**Material supplied**
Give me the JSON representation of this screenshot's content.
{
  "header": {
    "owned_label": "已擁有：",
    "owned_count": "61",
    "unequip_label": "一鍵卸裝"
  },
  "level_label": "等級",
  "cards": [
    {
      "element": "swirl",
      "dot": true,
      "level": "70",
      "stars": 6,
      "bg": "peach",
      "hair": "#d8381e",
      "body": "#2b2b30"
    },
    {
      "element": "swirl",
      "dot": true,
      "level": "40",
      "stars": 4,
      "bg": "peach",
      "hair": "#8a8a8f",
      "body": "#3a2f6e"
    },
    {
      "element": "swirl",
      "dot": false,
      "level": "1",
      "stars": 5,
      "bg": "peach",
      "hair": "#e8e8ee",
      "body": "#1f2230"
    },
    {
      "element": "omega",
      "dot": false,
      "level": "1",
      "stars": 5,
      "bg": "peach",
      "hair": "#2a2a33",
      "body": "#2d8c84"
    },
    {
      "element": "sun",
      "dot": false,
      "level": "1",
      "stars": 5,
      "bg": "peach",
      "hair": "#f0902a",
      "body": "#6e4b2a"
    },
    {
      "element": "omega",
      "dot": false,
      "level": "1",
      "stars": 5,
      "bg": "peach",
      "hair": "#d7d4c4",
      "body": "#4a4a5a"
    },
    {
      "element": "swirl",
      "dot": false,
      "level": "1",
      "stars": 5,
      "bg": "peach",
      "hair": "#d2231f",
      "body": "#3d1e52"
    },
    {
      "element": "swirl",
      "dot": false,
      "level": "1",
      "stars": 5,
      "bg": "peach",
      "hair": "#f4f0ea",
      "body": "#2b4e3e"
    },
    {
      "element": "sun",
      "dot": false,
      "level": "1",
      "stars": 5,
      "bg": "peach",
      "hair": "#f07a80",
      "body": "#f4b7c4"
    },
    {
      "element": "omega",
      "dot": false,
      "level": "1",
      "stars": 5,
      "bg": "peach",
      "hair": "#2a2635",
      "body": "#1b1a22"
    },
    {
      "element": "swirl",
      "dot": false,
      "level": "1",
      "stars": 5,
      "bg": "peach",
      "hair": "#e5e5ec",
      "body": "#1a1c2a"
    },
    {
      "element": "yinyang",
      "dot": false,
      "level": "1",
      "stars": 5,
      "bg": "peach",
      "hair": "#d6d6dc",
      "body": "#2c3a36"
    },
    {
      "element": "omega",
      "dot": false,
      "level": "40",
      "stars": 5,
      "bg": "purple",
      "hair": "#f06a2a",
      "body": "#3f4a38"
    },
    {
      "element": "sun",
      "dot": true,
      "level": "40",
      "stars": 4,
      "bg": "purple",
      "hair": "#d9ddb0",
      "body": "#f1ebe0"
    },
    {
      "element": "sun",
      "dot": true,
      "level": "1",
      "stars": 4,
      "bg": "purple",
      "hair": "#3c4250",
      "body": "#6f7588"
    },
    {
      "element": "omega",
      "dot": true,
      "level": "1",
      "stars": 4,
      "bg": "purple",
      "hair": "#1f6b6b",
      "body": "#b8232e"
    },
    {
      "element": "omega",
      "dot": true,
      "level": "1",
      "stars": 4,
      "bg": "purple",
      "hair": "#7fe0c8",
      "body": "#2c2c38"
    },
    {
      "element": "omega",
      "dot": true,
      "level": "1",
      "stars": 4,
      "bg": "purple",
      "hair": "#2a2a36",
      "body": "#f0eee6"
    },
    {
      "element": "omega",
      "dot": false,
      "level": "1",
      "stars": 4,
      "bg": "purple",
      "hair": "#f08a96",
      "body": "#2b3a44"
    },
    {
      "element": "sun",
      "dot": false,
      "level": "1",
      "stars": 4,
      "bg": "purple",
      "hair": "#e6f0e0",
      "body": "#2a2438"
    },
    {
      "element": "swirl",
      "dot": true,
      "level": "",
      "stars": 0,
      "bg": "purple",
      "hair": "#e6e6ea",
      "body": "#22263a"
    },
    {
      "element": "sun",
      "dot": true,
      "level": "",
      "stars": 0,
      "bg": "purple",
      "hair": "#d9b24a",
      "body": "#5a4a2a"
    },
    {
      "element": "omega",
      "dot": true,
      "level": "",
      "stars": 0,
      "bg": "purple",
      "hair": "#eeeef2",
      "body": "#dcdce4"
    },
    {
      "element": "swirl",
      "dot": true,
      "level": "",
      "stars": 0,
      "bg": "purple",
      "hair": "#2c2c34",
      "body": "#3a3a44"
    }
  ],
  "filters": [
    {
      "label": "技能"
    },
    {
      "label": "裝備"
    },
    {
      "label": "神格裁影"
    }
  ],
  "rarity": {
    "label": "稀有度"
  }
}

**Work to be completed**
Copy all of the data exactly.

**Output of the task**
Give me the JSON representation of this screenshot's content.
{
  "header": {
    "owned_label": "已擁有：",
    "owned_count": "61",
    "unequip_label": "一鍵卸裝"
  },
  "level_label": "等級",
  "cards": [
    {
      "element": "swirl",
      "dot": true,
      "level": "70",
      "stars": 6,
      "bg": "peach",
      "hair": "#d8381e",
      "body": "#2b2b30"
    },
    {
      "element": "swirl",
      "dot": true,
      "level": "40",
      "stars": 4,
      "bg": "peach",
      "hair": "#8a8a8f",
      "body": "#3a2f6e"
    },
    {
      "element": "swirl",
      "dot": false,
      "level": "1",
      "stars": 5,
      "bg": "peach",
      "hair": "#e8e8ee",
      "body": "#1f2230"
    },
    {
      "element": "omega",
      "dot": false,
      "level": "1",
      "stars": 5,
      "bg": "peach",
      "hair": "#2a2a33",
      "body": "#2d8c84"
    },
    {
      "element": "sun",
      "dot": false,
      "level": "1",
      "stars": 5,
      "bg": "peach",
      "hair": "#f0902a",
      "body": "#6e4b2a"
    },
    {
      "element": "omega",
      "dot": false,
      "level": "1",
      "stars": 5,
      "bg": "peach",
      "hair": "#d7d4c4",
      "body": "#4a4a5a"
    },
    {
      "element": "swirl",
      "dot": false,
      "level": "1",
      "stars": 5,
      "bg": "peach",
      "hair": "#d2231f",
      "body": "#3d1e52"
    },
    {
      "element": "swirl",
      "dot": false,
      "level": "1",
      "stars": 5,
      "bg": "peach",
      "hair": "#f4f0ea",
      "body": "#2b4e3e"
    },
    {
      "element": "sun",
      "dot": false,
      "level": "1",
      "stars": 5,
      "bg": "peach",
      "hair": "#f07a80",
      "body": "#f4b7c4"
    },
    {
      "element": "omega",
      "dot": false,
      "level": "1",
      "stars": 5,
      "bg": "peach",
      "hair": "#2a2635",
      "body": "#1b1a22"
    },
    {
      "element": "swirl",
      "dot": false,
      "level": "1",
      "stars": 5,
      "bg": "peach",
      "hair": "#e5e5ec",
      "body": "#1a1c2a"
    },
    {
      "element": "yinyang",
      "dot": false,
      "level": "1",
      "stars": 5,
      "bg": "peach",
      "hair": "#d6d6dc",
      "body": "#2c3a36"
    },
    {
      "element": "omega",
      "dot": false,
      "level": "40",
      "stars": 5,
      "bg": "purple",
      "hair": "#f06a2a",
      "body": "#3f4a38"
    },
    {
      "element": "sun",
      "dot": true,
      "level": "40",
      "stars": 4,
      "bg": "purple",
      "hair": "#d9ddb0",
      "body": "#f1ebe0"
    },
    {
      "element": "sun",
      "dot": true,
      "level": "1",
      "stars": 4,
      "bg": "purple",
      "hair": "#3c4250",
      "body": "#6f7588"
    },
    {
      "element": "omega",
      "dot": true,
      "level": "1",
      "stars": 4,
      "bg": "purple",
      "hair": "#1f6b6b",
      "body": "#b8232e"
    },
    {
      "element": "omega",
      "dot": true,
      "level": "1",
      "stars": 4,
      "bg": "purple",
      "hair": "#7fe0c8",
      "body": "#2c2c38"
    },
    {
      "element": "omega",
      "dot": true,
      "level": "1",
      "stars": 4,
      "bg": "purple",
      "hair": "#2a2a36",
      "body": "#f0eee6"
    },
    {
      "element": "omega",
      "dot": false,
      "level": "1",
      "stars": 4,
      "bg": "purple",
      "hair": "#f08a96",
      "body": "#2b3a44"
    },
    {
      "element": "sun",
      "dot": false,
      "level": "1",
      "stars": 4,
      "bg": "purple",
      "hair": "#e6f0e0",
      "body": "#2a2438"
    },
    {
      "element": "swirl",
      "dot": true,
      "level": "",
      "stars": 0,
      "bg": "purple",
      "hair": "#e6e6ea",
      "body": "#22263a"
    },
    {
      "element": "sun",
      "dot": true,
      "level": "",
      "stars": 0,
      "bg": "purple",
      "hair": "#d9b24a",
      "body": "#5a4a2a"
    },
    {
      "element": "omega",
      "dot": true,
      "level": "",
      "stars": 0,
      "bg": "purple",
      "hair": "#eeeef2",
      "body": "#dcdce4"
    },
    {
      "element": "swirl",
      "dot": true,
      "level": "",
      "stars": 0,
      "bg": "purple",
      "hair": "#2c2c34",
      "body": "#3a3a44"
    }
  ],
  "filters": [
    {
      "label": "技能"
    },
    {
      "label": "裝備"
    },
    {
      "label": "神格裁影"
    }
  ],
  "rarity": {
    "label": "稀有度"
  }
}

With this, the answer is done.